§ Work to be completed: The answer must be every line below that holds the word "your".

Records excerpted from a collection
Segment Open

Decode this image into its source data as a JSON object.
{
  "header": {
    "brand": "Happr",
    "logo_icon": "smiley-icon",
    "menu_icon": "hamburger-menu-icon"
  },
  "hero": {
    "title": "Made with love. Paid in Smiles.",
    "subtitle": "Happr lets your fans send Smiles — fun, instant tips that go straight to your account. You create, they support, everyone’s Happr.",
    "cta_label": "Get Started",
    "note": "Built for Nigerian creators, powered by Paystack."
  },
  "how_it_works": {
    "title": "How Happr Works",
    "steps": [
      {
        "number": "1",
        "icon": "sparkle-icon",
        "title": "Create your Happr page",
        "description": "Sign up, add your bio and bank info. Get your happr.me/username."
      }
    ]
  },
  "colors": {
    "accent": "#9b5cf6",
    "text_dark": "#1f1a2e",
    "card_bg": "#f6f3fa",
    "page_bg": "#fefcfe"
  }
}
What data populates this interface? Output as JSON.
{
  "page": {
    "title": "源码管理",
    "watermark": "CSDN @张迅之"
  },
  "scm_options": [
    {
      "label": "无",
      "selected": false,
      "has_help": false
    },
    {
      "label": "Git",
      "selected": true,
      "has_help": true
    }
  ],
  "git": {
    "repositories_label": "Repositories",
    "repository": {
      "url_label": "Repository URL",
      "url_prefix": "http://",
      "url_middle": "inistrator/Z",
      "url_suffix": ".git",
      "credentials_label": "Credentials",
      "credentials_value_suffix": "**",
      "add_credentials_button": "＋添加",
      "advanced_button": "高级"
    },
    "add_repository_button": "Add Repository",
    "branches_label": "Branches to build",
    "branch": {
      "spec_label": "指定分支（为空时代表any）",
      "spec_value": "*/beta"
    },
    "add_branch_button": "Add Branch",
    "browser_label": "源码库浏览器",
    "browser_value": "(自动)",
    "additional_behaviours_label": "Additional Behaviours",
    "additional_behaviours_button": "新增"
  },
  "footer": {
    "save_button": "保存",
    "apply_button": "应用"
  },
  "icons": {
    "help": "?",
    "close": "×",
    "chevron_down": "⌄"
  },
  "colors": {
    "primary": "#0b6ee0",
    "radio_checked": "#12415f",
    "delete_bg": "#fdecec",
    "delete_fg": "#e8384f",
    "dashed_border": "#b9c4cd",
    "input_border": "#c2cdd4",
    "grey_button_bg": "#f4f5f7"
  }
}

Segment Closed

§ Task result:
    "subtitle": "Happr lets your fans send Smiles — fun, instant tips that go straight to your account. You create, they support, everyone’s Happr.",
        "title": "Create your Happr page",
        "description": "Sign up, add your bio and bank info. Get your happr.me/username."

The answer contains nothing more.